Marie Benedict & Victoria Christopher Murray: The Personal Librarian

First, have you seen a picture of Belle da Costa Greene (Belle Marion Greener)? If not, take a look.

Now, I don’t know about you, but I can immediately tell she is a Black woman. When I see pictures of Black people who passed as white in the early 1900s, I am amazed by the absolute insanity of it all. Now, I have seen many mixed-race people who could certainly pass as white, but to have two light-skinned Black parents and to be a light-skinned Black person with distinctively Black features, and to pass as white is… victorious.

Reading Belle’s story, I was constantly worried about her being found out. Even when she had that last conversation with Anne, I was yelling at the book, “Don’t reveal yourself! Don’t trust her!” Also, she had a thing for older men… like, 20-40 years her senior [mind blown].

I cannot imagine the pressure she must have felt every day to live her life as a white woman. She mentions several times that her sisters have a lighter complexion and are more white-passing than herself and their brother, and while the consequences of any of them being found out would be devastating, it would be even more so for her sisters once they married white men. Belle could lose her job and income for deceiving Mr. Morgan (and the entire art world), but, depending on the kind of men they married, her sisters could lose their lives.

But we’re not here to talk about passing as much as we are to talk about Belle’s incredible skill and how she became such an impressive woman and asset that J.P. Morgan adder her to his will.

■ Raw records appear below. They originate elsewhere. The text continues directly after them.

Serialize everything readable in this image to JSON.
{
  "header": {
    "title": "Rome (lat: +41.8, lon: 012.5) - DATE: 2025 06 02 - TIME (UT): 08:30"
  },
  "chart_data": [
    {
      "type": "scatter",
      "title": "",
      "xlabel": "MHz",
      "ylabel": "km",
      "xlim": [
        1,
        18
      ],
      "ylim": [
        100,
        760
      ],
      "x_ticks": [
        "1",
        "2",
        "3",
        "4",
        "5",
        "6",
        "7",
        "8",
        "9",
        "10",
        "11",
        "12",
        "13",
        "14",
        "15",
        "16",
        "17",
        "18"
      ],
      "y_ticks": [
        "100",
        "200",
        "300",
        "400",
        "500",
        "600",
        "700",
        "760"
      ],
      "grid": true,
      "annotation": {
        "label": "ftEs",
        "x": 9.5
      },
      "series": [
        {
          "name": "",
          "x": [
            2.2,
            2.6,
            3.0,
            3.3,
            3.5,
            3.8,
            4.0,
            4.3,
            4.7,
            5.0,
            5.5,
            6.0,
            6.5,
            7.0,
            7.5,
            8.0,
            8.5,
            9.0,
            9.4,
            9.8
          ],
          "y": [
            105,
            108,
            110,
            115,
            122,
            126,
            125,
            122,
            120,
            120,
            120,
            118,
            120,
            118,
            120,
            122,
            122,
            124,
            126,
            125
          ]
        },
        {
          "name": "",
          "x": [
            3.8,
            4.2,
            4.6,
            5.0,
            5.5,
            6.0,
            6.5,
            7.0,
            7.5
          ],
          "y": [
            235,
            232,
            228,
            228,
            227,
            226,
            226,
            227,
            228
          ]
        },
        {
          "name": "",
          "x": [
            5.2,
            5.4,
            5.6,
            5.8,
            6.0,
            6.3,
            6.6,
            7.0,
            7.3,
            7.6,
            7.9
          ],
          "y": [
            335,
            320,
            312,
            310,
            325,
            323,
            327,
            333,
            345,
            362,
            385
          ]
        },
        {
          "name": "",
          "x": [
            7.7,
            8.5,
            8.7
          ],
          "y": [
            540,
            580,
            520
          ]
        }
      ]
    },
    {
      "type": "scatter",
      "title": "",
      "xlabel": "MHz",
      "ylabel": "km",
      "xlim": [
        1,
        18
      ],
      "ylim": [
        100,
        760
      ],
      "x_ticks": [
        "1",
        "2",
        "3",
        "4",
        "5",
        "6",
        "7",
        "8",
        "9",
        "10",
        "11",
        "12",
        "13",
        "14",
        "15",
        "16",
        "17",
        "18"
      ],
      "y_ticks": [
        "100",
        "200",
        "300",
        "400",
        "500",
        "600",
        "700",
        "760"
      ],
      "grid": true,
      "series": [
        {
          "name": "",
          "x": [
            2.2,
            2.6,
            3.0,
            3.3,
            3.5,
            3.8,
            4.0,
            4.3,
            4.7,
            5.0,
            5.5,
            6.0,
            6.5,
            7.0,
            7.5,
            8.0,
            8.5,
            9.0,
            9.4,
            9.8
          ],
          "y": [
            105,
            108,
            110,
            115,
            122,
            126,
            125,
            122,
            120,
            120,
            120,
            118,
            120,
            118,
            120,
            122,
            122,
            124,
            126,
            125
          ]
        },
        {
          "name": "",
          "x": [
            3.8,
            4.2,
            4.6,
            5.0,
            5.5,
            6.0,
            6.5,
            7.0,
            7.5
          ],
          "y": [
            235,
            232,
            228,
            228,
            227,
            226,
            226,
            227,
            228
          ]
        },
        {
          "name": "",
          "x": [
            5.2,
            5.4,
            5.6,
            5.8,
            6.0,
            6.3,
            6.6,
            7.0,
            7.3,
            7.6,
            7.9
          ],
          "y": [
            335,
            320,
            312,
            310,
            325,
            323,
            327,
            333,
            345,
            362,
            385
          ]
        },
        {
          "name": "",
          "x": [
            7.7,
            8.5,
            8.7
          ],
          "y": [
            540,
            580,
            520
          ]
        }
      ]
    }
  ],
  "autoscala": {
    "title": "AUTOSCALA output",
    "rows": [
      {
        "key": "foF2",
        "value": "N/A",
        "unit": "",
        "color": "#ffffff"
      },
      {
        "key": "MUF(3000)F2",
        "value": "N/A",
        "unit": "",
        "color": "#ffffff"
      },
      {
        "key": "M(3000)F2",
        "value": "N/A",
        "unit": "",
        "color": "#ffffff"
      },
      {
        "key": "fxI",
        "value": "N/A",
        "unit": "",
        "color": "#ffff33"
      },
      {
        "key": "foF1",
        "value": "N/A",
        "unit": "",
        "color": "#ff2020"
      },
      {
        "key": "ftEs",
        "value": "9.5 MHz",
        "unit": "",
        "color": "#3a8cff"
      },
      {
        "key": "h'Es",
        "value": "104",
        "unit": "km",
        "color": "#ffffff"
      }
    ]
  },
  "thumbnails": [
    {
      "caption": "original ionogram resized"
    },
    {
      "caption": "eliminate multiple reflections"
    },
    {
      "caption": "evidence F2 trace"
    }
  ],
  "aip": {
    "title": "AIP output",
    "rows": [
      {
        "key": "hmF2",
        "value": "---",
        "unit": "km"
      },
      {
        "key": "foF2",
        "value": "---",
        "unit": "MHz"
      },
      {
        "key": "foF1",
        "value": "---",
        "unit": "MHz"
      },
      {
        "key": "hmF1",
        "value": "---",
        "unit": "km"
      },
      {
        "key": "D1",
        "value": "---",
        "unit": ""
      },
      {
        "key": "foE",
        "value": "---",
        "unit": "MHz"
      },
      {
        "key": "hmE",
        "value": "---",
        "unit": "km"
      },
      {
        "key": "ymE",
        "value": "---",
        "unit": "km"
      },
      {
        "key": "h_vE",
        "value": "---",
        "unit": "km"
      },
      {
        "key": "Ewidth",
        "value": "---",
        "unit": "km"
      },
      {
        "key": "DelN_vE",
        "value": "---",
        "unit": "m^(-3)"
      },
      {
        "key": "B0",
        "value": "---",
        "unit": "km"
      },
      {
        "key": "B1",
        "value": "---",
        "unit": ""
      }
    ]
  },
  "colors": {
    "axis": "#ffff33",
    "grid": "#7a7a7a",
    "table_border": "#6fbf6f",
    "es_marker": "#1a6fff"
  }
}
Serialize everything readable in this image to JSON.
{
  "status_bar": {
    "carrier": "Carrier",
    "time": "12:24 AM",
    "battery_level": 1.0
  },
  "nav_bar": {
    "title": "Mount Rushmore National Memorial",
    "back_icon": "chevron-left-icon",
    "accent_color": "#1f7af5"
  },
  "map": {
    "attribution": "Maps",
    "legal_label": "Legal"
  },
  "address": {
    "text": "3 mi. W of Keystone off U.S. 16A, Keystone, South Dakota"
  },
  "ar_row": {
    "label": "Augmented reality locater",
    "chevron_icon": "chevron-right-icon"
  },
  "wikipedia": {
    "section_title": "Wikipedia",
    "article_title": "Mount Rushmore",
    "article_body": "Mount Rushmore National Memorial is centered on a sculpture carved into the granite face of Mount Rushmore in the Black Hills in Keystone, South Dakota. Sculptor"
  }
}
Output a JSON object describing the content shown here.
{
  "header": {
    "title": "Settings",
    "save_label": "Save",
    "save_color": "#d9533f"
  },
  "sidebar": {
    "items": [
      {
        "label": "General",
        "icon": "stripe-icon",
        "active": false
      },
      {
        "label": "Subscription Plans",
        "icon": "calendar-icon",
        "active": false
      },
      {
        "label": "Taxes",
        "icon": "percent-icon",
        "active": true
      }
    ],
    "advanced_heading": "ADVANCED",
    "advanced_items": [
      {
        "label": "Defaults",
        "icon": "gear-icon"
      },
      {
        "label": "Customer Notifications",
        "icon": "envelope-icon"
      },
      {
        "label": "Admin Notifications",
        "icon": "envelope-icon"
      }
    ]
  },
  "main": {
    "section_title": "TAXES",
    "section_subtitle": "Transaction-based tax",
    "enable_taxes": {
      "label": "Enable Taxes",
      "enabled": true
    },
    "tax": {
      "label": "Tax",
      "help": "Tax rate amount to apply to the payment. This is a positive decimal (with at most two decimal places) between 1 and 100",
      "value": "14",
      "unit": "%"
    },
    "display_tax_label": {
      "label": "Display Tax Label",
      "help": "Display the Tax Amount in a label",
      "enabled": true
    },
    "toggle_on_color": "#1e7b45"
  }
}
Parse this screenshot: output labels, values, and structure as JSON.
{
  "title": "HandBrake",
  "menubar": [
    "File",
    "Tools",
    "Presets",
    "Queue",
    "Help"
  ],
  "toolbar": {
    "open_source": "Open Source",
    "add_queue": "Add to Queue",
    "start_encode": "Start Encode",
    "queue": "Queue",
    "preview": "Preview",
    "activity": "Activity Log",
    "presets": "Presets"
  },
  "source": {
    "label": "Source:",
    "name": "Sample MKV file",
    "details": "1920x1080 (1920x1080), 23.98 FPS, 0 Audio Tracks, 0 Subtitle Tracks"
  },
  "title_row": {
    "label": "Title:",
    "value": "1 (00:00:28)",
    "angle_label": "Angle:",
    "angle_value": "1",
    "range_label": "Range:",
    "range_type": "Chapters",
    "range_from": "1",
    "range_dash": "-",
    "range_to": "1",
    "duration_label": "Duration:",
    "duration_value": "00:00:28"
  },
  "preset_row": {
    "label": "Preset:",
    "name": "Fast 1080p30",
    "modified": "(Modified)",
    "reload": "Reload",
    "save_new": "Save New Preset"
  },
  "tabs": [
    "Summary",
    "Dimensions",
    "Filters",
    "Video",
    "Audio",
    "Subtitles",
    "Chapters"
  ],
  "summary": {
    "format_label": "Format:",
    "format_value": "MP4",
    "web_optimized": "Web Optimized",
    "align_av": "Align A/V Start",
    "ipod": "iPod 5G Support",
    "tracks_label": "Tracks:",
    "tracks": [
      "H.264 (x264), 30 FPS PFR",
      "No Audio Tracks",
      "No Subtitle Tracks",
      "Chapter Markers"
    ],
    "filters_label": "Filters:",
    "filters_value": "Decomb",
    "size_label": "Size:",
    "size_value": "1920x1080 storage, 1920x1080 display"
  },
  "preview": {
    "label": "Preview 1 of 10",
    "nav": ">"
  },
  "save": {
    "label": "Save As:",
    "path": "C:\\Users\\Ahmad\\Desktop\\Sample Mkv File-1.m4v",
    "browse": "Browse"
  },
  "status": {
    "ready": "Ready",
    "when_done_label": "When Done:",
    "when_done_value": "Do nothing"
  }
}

Belle was bold. In her words, actions, and dress. She didn’t dim herself for fear of being found out, she dug in to her role (because she was acting) as a strong woman navigating a world and a career dominated by men. She would not have become J.P. Morgan’s Librarian if she couldn’t excel in her position. She had to know her stuff to compete in the world she was in. Her position was more “museum curator” than what we might typically consider a Librarian. She wasn’t just cataloging books, she had to source ancient texts to collect and be able to authenticate them to prove their value in Morgan’s collection. I understand why the activists in the women’s movement and her male colleagues in the art world alike held her in such high esteem.

She achieved so much more than other women at that time could achieve, and her accomplishments ran even deeper considering she was a Black woman. I did wish, however, that she would never have gone back to Bernard, but she learned his true character in the end anyway so I was still satisfied.

I didn’t know I would enjoy The Personal Librarian this much (I tend to hesitate with books about Black people written by white authors, but it was co-authored with a Black author so I gave in), but I often found myself not wanting to put it down. I’m glad I added it to my list. We’ll see what I find next.

Happy reading!